“When he comes back as president tomorrow… the thieves of corruption are going to shiver and to shake,” he said.
Ramaphosa is bidding to retain the reins of the ANC
But Thami Chamane, 30, unemployed, and one of the delegates disrupting the speech, wanted Ramaphosa to “step aside” over the farm scandal.
A victory would secure Ramaphosa a ticket to a fresh term as president after the 2024 elections, if his party wins that vote.
Ramaphosa won a reprieve ahead of the conference when the ANC used its majority in parliament to block a possible impeachment inquiry.
He is leading the list of only two nominated presidential candidates so far and is seen to be the most viable in the absence of better options in the 110-year-old party.
- Declining vote share -
The ex-trade unionist fronted the historic negotiations to end apartheid and helped draft the constitution – hailed as one of Africa’s most progressive charters.
Dodging the impeachment bullet likely emboldened his re-election bid, analysts say.
His rival is his former health minister Zweli Mkhize, who is facing corruption allegations linked to Covid-19 funds.
Over the past decade, the party has lost its grip over key cities in municipal elections.
Its showing in this battlefield slumped last year under 50 percent for the first time.

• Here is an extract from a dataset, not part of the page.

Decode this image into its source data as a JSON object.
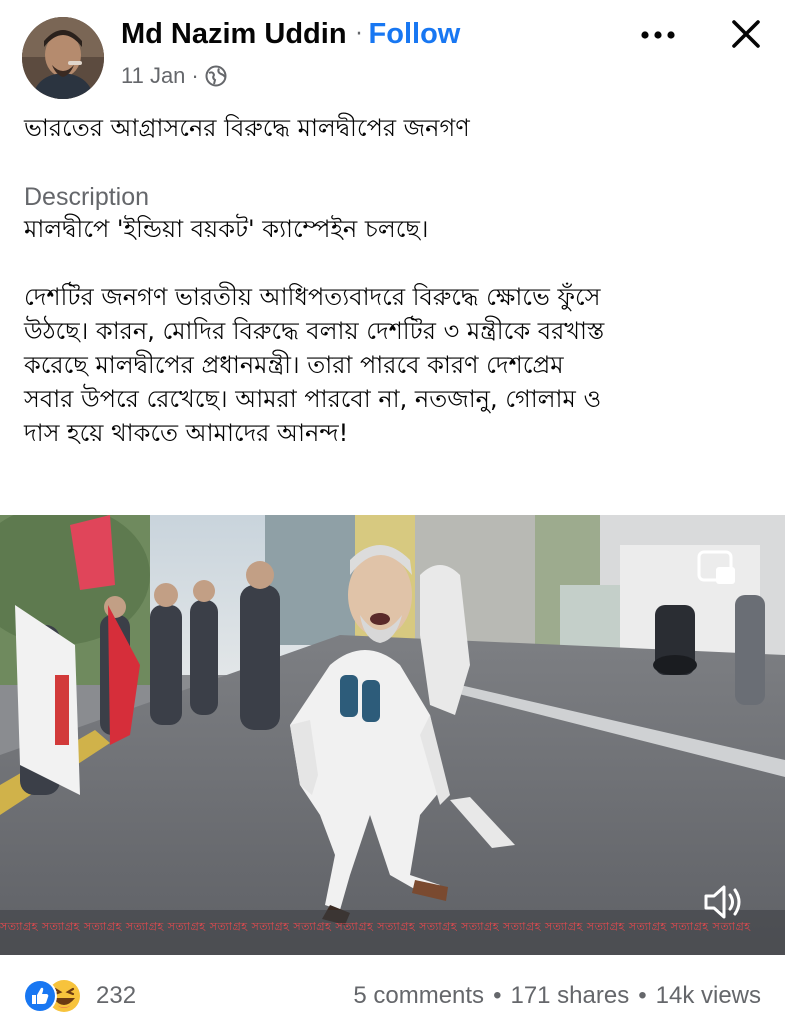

On a national level, the ANC won the 2019 election with 57.5 percent of the vote, down from 62.15 percent in 2014.
But it remains South Africa’s largest party.
Whoever emerges victorious in the vote will have to defuse anger at crippling power cuts and entrenched poverty.